  9. Why do these advocates of rock-ribbed self-reliance need the machinery of government to prop up their beliefs?

  10. Amadan: “Why do these advocates of rock-ribbed self-reliance need the machinery of government to prop up their beliefs?”

    You answered your own question. Talk is cheap, but when they need to put their money where their mouths are, they are not “advocates of rock-ribbed self-reliance.” What could be more “far left” than whining for taxpayers to pay to teach Johnny pseudoscience that he could learn on his own time, and to demand that he get credit for wrong ansewers that make him geel good?

  11. Curmudgeon: “There used to be a libertarian faction of the GOP, but I don’t know what happened to them.”

    He’s not quite libertarian, but Newt caught your interest a few months ago. Haven’t heard much from him lately.

    IMO what the party needs is some fiercely pro-science candidates. But how can they get elected when ~70% of the public (~50% that doubts evolution and another ~20% that thinks it’s fair to teach “both sides” in science class) imply that 99+% of biologists – those who have the most to gain by falsifying evolution – are wrong?

    I’m no fan of any “kind” of politician, but it seems that the big problem is not with them, but with the voters. And even with them it makes no sense to concentrate on the most hopeless ~25% (hard line fundamentalists who will never change), when our priority is to dispel all sorts of misconceptions about science (including its interaction with religion & philosophy) that plague most of the other 75%.

  12. it seems that the big problem is not with them, but with the voters. And even with them it makes no sense to concentrate on the most hopeless ~25% (hard line fundamentalists who will never change)
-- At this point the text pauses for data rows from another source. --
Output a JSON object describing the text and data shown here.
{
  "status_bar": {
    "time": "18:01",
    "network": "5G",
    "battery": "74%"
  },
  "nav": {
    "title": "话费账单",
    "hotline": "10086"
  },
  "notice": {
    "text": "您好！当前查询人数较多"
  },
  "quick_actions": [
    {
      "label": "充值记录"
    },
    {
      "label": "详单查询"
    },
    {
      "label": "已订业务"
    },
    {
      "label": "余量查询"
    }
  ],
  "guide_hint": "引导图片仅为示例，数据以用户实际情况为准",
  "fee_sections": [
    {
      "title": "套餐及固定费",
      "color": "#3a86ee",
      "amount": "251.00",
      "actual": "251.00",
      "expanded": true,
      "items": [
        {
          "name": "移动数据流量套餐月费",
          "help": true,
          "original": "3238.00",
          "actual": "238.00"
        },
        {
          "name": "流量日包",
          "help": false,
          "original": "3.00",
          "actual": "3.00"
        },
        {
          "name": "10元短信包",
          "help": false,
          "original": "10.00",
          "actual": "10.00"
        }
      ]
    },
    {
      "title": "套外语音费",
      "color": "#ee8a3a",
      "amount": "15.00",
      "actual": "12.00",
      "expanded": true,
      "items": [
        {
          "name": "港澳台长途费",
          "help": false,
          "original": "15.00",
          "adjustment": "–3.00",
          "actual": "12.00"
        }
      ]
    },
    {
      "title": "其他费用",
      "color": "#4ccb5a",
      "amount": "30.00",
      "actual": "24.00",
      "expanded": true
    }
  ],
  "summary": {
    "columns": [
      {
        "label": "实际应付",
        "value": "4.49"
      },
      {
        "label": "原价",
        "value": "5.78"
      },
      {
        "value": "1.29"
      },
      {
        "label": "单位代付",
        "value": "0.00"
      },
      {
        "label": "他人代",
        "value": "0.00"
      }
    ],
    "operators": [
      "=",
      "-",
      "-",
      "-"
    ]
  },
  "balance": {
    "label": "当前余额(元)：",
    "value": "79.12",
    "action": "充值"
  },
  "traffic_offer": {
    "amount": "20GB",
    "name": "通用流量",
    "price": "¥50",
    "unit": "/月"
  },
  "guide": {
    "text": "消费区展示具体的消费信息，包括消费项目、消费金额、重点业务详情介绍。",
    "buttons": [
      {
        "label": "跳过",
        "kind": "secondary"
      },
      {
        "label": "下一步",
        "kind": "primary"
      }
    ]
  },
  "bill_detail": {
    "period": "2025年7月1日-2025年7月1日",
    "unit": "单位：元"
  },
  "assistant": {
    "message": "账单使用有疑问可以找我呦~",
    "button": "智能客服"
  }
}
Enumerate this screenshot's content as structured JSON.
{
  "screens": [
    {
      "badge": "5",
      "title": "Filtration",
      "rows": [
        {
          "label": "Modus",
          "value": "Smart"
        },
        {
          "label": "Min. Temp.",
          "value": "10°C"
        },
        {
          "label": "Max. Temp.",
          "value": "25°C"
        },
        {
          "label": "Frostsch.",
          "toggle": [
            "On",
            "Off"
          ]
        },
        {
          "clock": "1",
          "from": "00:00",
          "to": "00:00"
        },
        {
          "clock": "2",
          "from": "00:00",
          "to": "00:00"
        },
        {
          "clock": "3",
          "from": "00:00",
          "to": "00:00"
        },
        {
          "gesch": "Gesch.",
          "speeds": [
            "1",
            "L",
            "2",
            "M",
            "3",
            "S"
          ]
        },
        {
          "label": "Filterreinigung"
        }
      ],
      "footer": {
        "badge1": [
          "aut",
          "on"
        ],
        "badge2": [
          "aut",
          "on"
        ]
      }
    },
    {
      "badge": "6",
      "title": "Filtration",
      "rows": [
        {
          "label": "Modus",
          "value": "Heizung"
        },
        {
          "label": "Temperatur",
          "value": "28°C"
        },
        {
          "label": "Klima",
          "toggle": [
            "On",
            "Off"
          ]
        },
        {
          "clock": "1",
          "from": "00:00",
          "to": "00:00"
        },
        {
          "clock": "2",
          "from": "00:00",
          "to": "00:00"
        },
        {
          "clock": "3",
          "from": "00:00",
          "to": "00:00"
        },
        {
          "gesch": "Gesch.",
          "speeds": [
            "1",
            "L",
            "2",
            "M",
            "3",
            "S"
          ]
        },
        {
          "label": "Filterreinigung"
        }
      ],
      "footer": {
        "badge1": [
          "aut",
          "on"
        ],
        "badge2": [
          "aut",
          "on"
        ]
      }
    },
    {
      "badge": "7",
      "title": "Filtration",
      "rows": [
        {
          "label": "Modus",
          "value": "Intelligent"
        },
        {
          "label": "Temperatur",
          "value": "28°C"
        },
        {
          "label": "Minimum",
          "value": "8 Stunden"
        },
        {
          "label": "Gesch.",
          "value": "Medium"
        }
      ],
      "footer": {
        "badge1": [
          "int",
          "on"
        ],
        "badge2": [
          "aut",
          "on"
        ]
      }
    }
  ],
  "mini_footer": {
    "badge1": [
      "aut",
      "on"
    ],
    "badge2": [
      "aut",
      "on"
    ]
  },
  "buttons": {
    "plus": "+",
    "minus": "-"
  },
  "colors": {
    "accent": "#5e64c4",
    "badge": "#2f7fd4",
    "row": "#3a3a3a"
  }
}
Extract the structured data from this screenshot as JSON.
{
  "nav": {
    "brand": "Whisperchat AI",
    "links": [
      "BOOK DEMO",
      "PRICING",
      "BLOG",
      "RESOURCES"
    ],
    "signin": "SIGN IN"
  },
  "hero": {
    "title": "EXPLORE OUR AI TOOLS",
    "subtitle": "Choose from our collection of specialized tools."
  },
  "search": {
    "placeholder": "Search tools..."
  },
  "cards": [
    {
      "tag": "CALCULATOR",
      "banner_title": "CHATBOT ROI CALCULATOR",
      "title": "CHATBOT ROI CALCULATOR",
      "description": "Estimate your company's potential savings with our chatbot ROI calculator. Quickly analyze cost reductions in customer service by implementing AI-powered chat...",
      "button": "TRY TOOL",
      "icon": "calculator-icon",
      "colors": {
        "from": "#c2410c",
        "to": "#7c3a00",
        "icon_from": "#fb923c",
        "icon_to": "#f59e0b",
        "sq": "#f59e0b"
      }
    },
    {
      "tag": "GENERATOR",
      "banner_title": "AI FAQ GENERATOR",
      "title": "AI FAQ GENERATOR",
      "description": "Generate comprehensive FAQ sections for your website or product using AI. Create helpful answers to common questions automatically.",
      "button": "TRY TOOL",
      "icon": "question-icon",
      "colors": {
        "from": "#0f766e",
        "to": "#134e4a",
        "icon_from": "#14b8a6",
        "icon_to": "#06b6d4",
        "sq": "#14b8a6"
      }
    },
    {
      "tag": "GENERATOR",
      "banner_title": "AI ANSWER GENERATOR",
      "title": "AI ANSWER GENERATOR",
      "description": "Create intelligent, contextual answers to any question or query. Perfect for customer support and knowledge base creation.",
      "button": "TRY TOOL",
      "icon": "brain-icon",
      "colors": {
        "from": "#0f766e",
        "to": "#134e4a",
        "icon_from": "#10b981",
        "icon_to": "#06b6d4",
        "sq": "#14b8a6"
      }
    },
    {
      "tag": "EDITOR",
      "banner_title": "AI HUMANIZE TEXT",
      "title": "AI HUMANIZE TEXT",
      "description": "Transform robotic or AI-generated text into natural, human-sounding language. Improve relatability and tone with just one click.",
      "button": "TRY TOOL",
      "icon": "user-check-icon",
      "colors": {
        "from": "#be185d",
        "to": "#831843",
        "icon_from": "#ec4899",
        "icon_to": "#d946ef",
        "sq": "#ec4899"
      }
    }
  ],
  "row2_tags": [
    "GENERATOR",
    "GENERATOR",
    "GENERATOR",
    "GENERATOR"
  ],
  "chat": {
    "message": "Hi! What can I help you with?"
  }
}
    25% of the population is a lot of votes. As Curmy has mentioned before, this is the result of a devil’s bargain wherein the GOP of the 50s chose to alter their platform in order to pick up former southern democrats who opposed civil rights. That southern group remains the anti-intellectual, religiously fundamental part of the party.

    Also, Party platform statements resemble legislation in being a something-for-everyone mishmash. The goal is to give at least a symbolic nod to every sub-group. The Dems do it too, but IMO their outer edge yahoos are less controlling on the party because the Democratic party is less effective at enforcing platform orthodoxy in their candidates.

  13. “Theories of Origin – We support objective teaching and equal treatment of strengths and weaknesses of scientific theories, including Intelligent Design.”

    Since when is ID considered “scientific?” Science doesn’t generally depend on “and then a miracle happened!”

  14. techreseller

    Those of us of the libertarian bent left the Republican Party for the Libertarian Party. Those of us who believe in evidence, small government, liberty, avoiding entanglements with foreign governments and in having the government just leave us alone, are no longer welcome in the Republican Party. Sad isn’t it?

    But you cannot argue with Xian fundies. Anytime you assume logical thought you just plain lose with those people.

  15. Why are you saying “As with sodomy, those aren’t our issues”.

    The government has absolutely no business whatsoever telling consenting adults/couples what sort of sex they can have. The whole thing is crazy. Are the police going to come by with a ruler and measure how close different pieces of the anatomy can be to each other.

    Puritan crazy.

  16. Are you guys SERIOUS???? SERIOUSLY……
    Lets just go back to the moral stone age….